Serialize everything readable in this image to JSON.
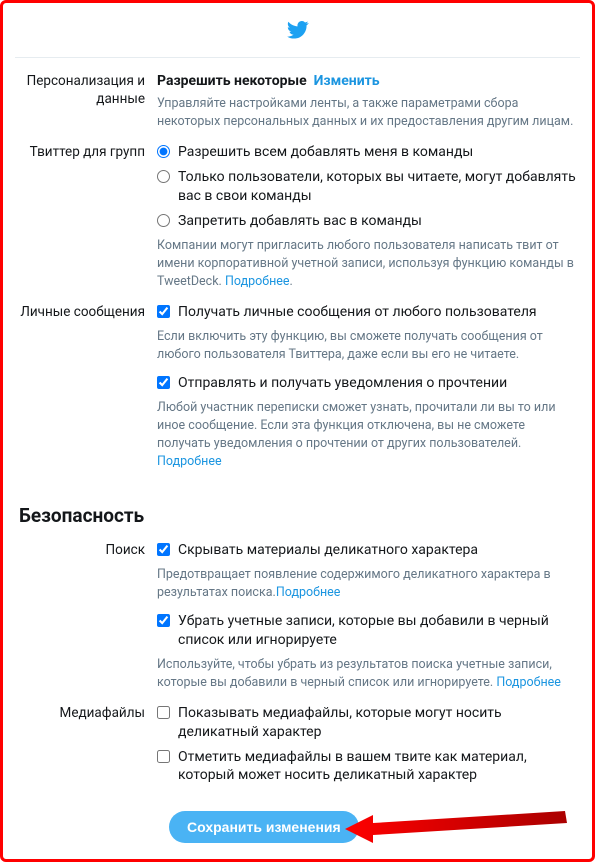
{
  "header": {
    "logo": "twitter-bird"
  },
  "personalization": {
    "label": "Персонализация и данные",
    "status": "Разрешить некоторые",
    "change": "Изменить",
    "desc": "Управляйте настройками ленты, а также параметрами сбора некоторых персональных данных и их предоставления другим лицам."
  },
  "teams": {
    "label": "Твиттер для групп",
    "options": [
      "Разрешить всем добавлять меня в команды",
      "Только пользователи, которых вы читаете, могут добавлять вас в свои команды",
      "Запретить добавлять вас в команды"
    ],
    "desc": "Компании могут пригласить любого пользователя написать твит от имени корпоративной учетной записи, используя функцию команды в TweetDeck. ",
    "more": "Подробнее"
  },
  "dm": {
    "label": "Личные сообщения",
    "opt1": "Получать личные сообщения от любого пользователя",
    "desc1": "Если включить эту функцию, вы сможете получать сообщения от любого пользователя Твиттера, даже если вы его не читаете.",
    "opt2": "Отправлять и получать уведомления о прочтении",
    "desc2": "Любой участник переписки сможет узнать, прочитали ли вы то или иное сообщение. Если эта функция отключена, вы не сможете получать уведомления о прочтении от других пользователей. ",
    "more": "Подробнее"
  },
  "security": {
    "heading": "Безопасность",
    "search": {
      "label": "Поиск",
      "opt1": "Скрывать материалы деликатного характера",
      "desc1": "Предотвращает появление содержимого деликатного характера в результатах поиска.",
      "more1": "Подробнее",
      "opt2": "Убрать учетные записи, которые вы добавили в черный список или игнорируете",
      "desc2": "Используйте, чтобы убрать из результатов поиска учетные записи, которые вы добавили в черный список или игнорируете. ",
      "more2": "Подробнее"
    },
    "media": {
      "label": "Медиафайлы",
      "opt1": "Показывать медиафайлы, которые могут носить деликатный характер",
      "opt2": "Отметить медиафайлы в вашем твите как материал, который может носить деликатный характер"
    }
  },
  "save": {
    "label": "Сохранить изменения"
  }
}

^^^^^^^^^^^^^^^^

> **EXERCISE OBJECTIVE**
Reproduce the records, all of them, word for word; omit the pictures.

> **EXERCISE ANSWER**
Serialize everything readable in this image to JSON.
{
  "header": {
    "logo": "twitter-bird"
  },
  "personalization": {
    "label": "Персонализация и данные",
    "status": "Разрешить некоторые",
    "change": "Изменить",
    "desc": "Управляйте настройками ленты, а также параметрами сбора некоторых персональных данных и их предоставления другим лицам."
  },
  "teams": {
    "label": "Твиттер для групп",
    "options": [
      "Разрешить всем добавлять меня в команды",
      "Только пользователи, которых вы читаете, могут добавлять вас в свои команды",
      "Запретить добавлять вас в команды"
    ],
    "desc": "Компании могут пригласить любого пользователя написать твит от имени корпоративной учетной записи, используя функцию команды в TweetDeck. ",
    "more": "Подробнее"
  },
  "dm": {
    "label": "Личные сообщения",
    "opt1": "Получать личные сообщения от любого пользователя",
    "desc1": "Если включить эту функцию, вы сможете получать сообщения от любого пользователя Твиттера, даже если вы его не читаете.",
    "opt2": "Отправлять и получать уведомления о прочтении",
    "desc2": "Любой участник переписки сможет узнать, прочитали ли вы то или иное сообщение. Если эта функция отключена, вы не сможете получать уведомления о прочтении от других пользователей. ",
    "more": "Подробнее"
  },
  "security": {
    "heading": "Безопасность",
    "search": {
      "label": "Поиск",
      "opt1": "Скрывать материалы деликатного характера",
      "desc1": "Предотвращает появление содержимого деликатного характера в результатах поиска.",
      "more1": "Подробнее",
      "opt2": "Убрать учетные записи, которые вы добавили в черный список или игнорируете",
      "desc2": "Используйте, чтобы убрать из результатов поиска учетные записи, которые вы добавили в черный список или игнорируете. ",
      "more2": "Подробнее"
    },
    "media": {
      "label": "Медиафайлы",
      "opt1": "Показывать медиафайлы, которые могут носить деликатный характер",
      "opt2": "Отметить медиафайлы в вашем твите как материал, который может носить деликатный характер"
    }
  },
  "save": {
    "label": "Сохранить изменения"
  }
}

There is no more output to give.